A couple of months ago I was looking for information about festivals in and around Stuttgart. I tend to love festivals and regional events because they're usually a great look at local culture. One of the ones that jumped out at me was the annual Bretzelfest that takes place in Speyer. If you know me, you know that I have a few things, including butter cakes and pretzels, that I'm obsessed with. It sounded like heaven - A PRETZEL FESTIVAL!!! I put it on the calendar and waited for the day like Christmas was coming.
Speyer's about two hours away via train (or an hour via car) and is right near the Hockenheim Ring that I went to about a month ago. It's a cool little town with a bunch of "classic", southern-German architecture. This clock tower is the gate to the old part of the town:
Speyer almost looks like it was created by Disney because it's so similar to what I have in my mind for what a southern-German village "should" look like.
This is the main street that leads from the clock tower to the Romantic church at the other end. We were lucky on the day we went because the weather was nice and not too hot or rainy.
There were little hints all through the town of what was to come at the Bretzelfest (in case you didn't guess, Bretzel is pretzel in German). With each Bretzelfest banner and random art, I was getting even more impatient. These are kids pretzel drawings that are hanging in the window of an eyeglass shop:
Speaking of food obsession, I found a really good butter cake at a bakery in Speyer. Even though it had a great, buttery flavor, it wasn't runny.
Some more pretzel and Bretzelfest-related things: each white square has the logo of a past Bretzelfest. They've been holding this classic for over 100 years!
The town of Speyer was scenic and fun to walk through. You get to see a lot of the town of it as you walk from the train station at one end to the fair grounds at the other. We arrived at the fairgrounds right around 2:30pm and I was almost giddy...until...we went inside.
Bretzelfest...is...a...CARNIVAL!!! Complete with people yelling at you to try your luck on some game of skill. Yep, bumper cars, giant swing thing, and a bunch of other carnival attractions.
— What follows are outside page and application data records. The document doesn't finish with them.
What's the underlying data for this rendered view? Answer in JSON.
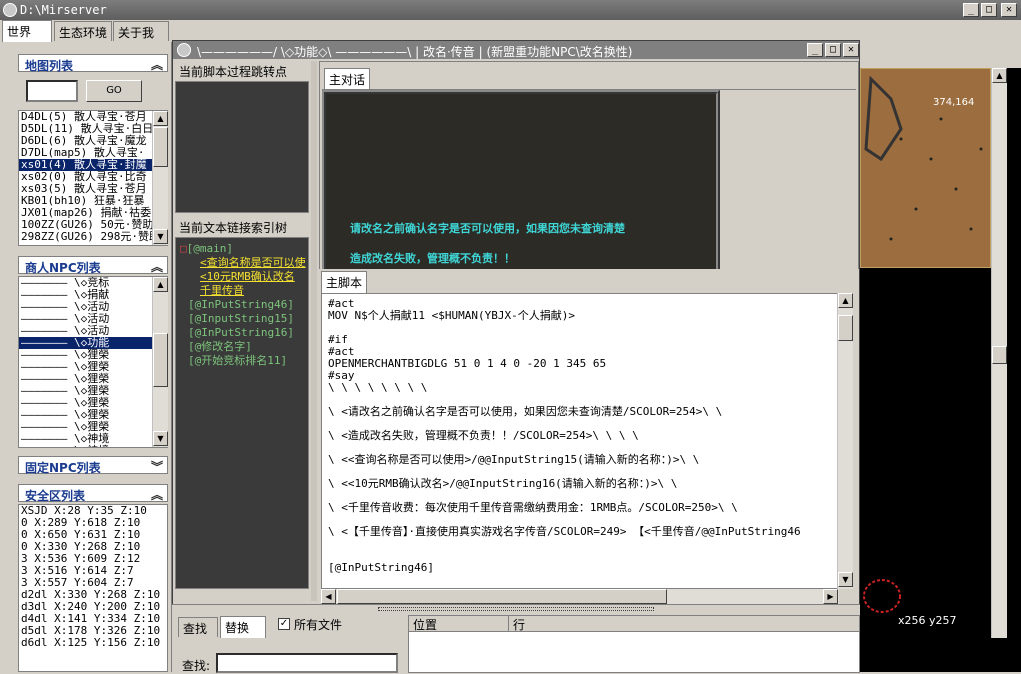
{
  "window": {
    "title": "D:\\Mirserver"
  },
  "main_tabs": [
    "世界",
    "生态环境",
    "关于我们"
  ],
  "map_list": {
    "title": "地图列表",
    "go_label": "GO",
    "search_value": "",
    "items": [
      "D4DL(5) 散人寻宝·苍月",
      "D5DL(11) 散人寻宝·白日",
      "D6DL(6) 散人寻宝·魔龙",
      "D7DL(map5) 散人寻宝·",
      "xs01(4) 散人寻宝·封魔",
      "xs02(0) 散人寻宝·比奇",
      "xs03(5) 散人寻宝·苍月",
      "KB01(bh10) 狂暴·狂暴",
      "JX01(map26) 捐献·祜委",
      "100ZZ(GU26) 50元·赞助",
      "298ZZ(GU26) 298元·赞助"
    ],
    "selected_index": 4
  },
  "npc_list": {
    "title": "商人NPC列表",
    "items": [
      "\\◇竞标",
      "\\◇捐献",
      "\\◇活动",
      "\\◇活动",
      "\\◇活动",
      "\\◇功能",
      "\\◇狸榮",
      "\\◇狸榮",
      "\\◇狸榮",
      "\\◇狸榮",
      "\\◇狸榮",
      "\\◇狸榮",
      "\\◇狸榮",
      "\\◇神境",
      "\\◇神境"
    ],
    "selected_index": 5
  },
  "fixed_npc": {
    "title": "固定NPC列表"
  },
  "safe_zone": {
    "title": "安全区列表",
    "items": [
      "XSJD X:28 Y:35 Z:10",
      "0 X:289 Y:618 Z:10",
      "0 X:650 Y:631 Z:10",
      "0 X:330 Y:268 Z:10",
      "3 X:536 Y:609 Z:12",
      "3 X:516 Y:614 Z:7",
      "3 X:557 Y:604 Z:7",
      "d2dl X:330 Y:268 Z:10",
      "d3dl X:240 Y:200 Z:10",
      "d4dl X:141 Y:334 Z:10",
      "d5dl X:178 Y:326 Z:10",
      "d6dl X:125 Y:156 Z:10"
    ]
  },
  "dialog": {
    "title": "\\——————/ \\◇功能◇\\ ——————\\ | 改名·传音 |   (新盟重功能NPC\\改名换性)",
    "jump_label": "当前脚本过程跳转点",
    "link_label": "当前文本链接索引树",
    "tab_main_dialog": "主对话",
    "tab_main_script": "主脚本",
    "preview_lines": [
      "请改名之前确认名字是否可以使用，如果因您未查询清楚",
      "造成改名失败，管理概不负责！！"
    ],
    "tree": [
      {
        "text": "[@main]",
        "level": 0
      },
      {
        "text": "<查询名称是否可以使",
        "level": 2,
        "link": true
      },
      {
        "text": "<10元RMB确认改名",
        "level": 2,
        "link": true
      },
      {
        "text": "千里传音",
        "level": 2,
        "link": true
      },
      {
        "text": "[@InPutString46]",
        "level": 1
      },
      {
        "text": "[@InputString15]",
        "level": 1
      },
      {
        "text": "[@InPutString16]",
        "level": 1
      },
      {
        "text": "[@修改名字]",
        "level": 1
      },
      {
        "text": "[@开始竞标排名11]",
        "level": 1
      }
    ],
    "code": [
      "#act",
      "MOV N$个人捐献11 <$HUMAN(YBJX-个人捐献)>",
      "",
      "#if",
      "#act",
      "OPENMERCHANTBIGDLG 51 0 1 4 0 -20 1 345 65",
      "#say",
      "\\ \\ \\ \\ \\ \\ \\ \\",
      "",
      "\\    <请改名之前确认名字是否可以使用，如果因您未查询清楚/SCOLOR=254>\\ \\",
      "",
      "\\    <造成改名失败，管理概不负责！！/SCOLOR=254>\\ \\ \\ \\",
      "",
      "\\      <<查询名称是否可以使用>/@@InputString15(请输入新的名称：)>\\ \\",
      "",
      "\\      <<10元RMB确认改名>/@@InputString16(请输入新的名称：)>\\ \\",
      "",
      "\\    <千里传音收费：每次使用千里传音需缴纳费用金：1RMB点。/SCOLOR=250>\\ \\",
      "",
      "\\    <【千里传音】·直接使用真实游戏名字传音/SCOLOR=249>    【<千里传音/@@InPutString46",
      "",
      "",
      "[@InPutString46]"
    ]
  },
  "find": {
    "tab_find": "查找",
    "tab_replace": "替换",
    "all_files_label": "所有文件",
    "all_files_checked": true,
    "find_label": "查找:",
    "col_position": "位置",
    "col_line": "行"
  },
  "map_view": {
    "coord_top": "374,164",
    "coord_bottom": "x256 y257"
  },
  "colors": {
    "selection": "#0a246a",
    "tree_link": "#f4e030",
    "tree_node": "#7cc47c",
    "preview_text": "#3fd6d6"
  }
}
What was lacking at this pretzel festival was, however, any trace of pretzels or pretzel-related things. It reminded me a lot of the National Coffee Park in Colombia. When I went there, I expected to learn, you know, about coffee and have a chance to see coffee and coffee-related culture. Nope. It's an amusement park. Well, Speyer's Bretzelfest is pretty much "just" a carnival. No pretzel culture, no crazy pretzel-based foods to try. Like, for example, if this event was taking place in the United States, they'd have deep-fried pretzels, pretzel casserole, cheese pretzels, chocolate-covered pretzels, pretzel mascots, pretzel-themed gifts -- you get the idea. The only pretzel-related thing that I could find in the entire place was this one small booth selling pretzels:
Oh well, kind of a bust. We did go on Saturday and it seems like there was a parade and some other events scheduled for Sunday that might have made it better. Who knows.
We decided to go check out more of Speyer, which was definitely not a bust. On the way, we walked through a park that had a particularly-cool kids' jungle gym. I should put together a post with photos of the amazing variety of playground installations here. They all seem to be highly-engineered and interesting designs that have great potential for broken bones. This one is a spider-themed one that includes a "spider-web" climbing area that leads up the back of a giant spider. I'm sure they're safe though. In the four minutes we were there playing, only one kid walked away crying.
I couldn't leave Speyer without buying at least one pretzel so I got one from this woman who was clearly taking advantage of Bretzelfest to sell some of her carb-loaded wares. She had melted-cheese pretzel "knots" (as we call them in Philadelphia) as well as the trad heart-shaped ones that are sold everywhere in Germany. It was a decent consolation prize for the day's activities.
So, Speyer's Bretzelfest wasn't the quite the cultural experience that I had hoped for but...wait...I think I'll google Butterkuchenfest. That'd be good, right?
Funny. I just googled the term and looked at the first result. About 25 photos of a festival and, guess what, I found just one lonely piece of cake in all of the photos. If I went to a beerfest, I think that I'd expect to find beer. Maybe it's just my German???